COMMENT BY MICHAEL H. CRAWFORD, MD
The most interesting finding in this study is the high procedural success rate, even in the 14% with occluded arteries (83%), and the lack of a sex difference in outcomes. The authors attribute this to the superb skills of the participating interventional cardiologists and technologic advances in angioplasty. However, it may relate to patient selection. Clinical trials often exclude the sicker patients with confounding variables and this trial restricted age to less than 75 years. Also, left anterior descending lesions predominated (43%), which are less technically challenging. The majority of the patients had single vessel disease (58%) and only 5% had left ventricular ejection fractions less than 40%.
A surprising finding was the increased incidence of early and late post-angioplasty MI in the group that received t-PA, especially if they were in the unstable angina group. The authors suggest that the thrombi in unstable angina patients are more platelet rich and do not respond to thrombolysis. Thus, there is no beneficial effect to counteract the procoagulant effects of t-PA. Other possibilities include augmenting plaque hemorrhage and thrombus embolization. These data are consistent with the overall TIMI III trial result that thrombolytic therapy does not benefit unstable angina patients and can cause cerebral hemorrhage. The authors advance the caveat that selected patients with unstable angina and visible clot on angiography may benefit from intracoronary t-PA. In TIMI III, t-PA did decrease the amount of visible thrombus on the subsequent angiogram.
The 28% repeat revascularization rate is consistent with the re-stenosis rate in general post angioplasty, which is surprising since the NHLBI and Duke angioplasty databases show a higher restenosis rate at six months in unstable angina patients. Unfortunately, TIMI III does not provide the angiographic data from the repeat revascularization studies. Thus, we do not know if the need for revascularization was all due to restenosis at the culprit site. It is likely that most of it was restenosis, and if so, routine stenting (not done in TIMI III) may have reduced the repeat revascularization rate.

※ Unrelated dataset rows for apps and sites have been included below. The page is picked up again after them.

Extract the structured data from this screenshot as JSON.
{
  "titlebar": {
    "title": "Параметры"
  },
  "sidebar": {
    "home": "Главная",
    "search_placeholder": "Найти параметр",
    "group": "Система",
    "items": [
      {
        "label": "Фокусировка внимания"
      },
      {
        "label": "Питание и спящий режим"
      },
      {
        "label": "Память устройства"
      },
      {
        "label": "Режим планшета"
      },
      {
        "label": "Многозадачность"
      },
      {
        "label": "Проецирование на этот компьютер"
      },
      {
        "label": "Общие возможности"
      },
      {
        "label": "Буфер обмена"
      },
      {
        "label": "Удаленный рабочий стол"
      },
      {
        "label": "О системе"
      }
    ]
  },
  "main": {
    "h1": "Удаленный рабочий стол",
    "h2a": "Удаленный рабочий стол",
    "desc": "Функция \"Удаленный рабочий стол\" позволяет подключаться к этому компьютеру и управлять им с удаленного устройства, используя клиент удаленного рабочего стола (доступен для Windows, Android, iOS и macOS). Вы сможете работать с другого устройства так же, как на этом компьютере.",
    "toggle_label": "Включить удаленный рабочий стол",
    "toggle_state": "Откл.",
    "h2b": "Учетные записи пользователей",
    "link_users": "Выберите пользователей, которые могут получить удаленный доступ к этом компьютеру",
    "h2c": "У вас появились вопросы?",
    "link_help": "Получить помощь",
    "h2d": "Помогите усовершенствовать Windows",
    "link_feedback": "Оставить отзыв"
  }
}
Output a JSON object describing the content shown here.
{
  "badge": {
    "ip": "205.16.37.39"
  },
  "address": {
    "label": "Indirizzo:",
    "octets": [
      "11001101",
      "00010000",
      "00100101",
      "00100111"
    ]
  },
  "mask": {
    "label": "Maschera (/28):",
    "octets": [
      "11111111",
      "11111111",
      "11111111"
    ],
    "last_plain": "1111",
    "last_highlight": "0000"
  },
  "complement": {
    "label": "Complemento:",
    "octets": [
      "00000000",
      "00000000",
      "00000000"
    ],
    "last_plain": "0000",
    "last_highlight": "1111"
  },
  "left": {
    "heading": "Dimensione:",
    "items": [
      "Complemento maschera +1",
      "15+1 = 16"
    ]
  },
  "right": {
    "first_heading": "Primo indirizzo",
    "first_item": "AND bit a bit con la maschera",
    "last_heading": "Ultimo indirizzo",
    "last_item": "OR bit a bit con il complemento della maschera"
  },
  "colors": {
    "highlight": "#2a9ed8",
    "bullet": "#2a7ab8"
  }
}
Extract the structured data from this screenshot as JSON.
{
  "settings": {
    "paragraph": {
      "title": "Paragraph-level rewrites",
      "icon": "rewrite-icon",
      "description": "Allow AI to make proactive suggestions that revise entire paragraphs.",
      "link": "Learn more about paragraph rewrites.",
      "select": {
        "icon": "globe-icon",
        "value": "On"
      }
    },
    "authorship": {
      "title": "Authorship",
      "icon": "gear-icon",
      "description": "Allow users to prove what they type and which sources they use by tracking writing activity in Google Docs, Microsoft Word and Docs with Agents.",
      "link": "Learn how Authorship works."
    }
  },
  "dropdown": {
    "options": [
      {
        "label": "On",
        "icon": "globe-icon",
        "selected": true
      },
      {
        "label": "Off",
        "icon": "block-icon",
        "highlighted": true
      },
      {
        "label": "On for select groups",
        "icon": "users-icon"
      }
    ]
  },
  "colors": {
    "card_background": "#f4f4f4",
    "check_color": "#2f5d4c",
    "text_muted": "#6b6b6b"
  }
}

The important message from this study is that a routine early invasive strategy, with angioplasty of appropriate lesions in unstable angina patients, achieves excellent early and late procedural success with low complication rates. Given the beneficial trend in the main trial results (less hospital days in the invasive arm), this data is a further argument for an invasive strategy in unstable angina patients.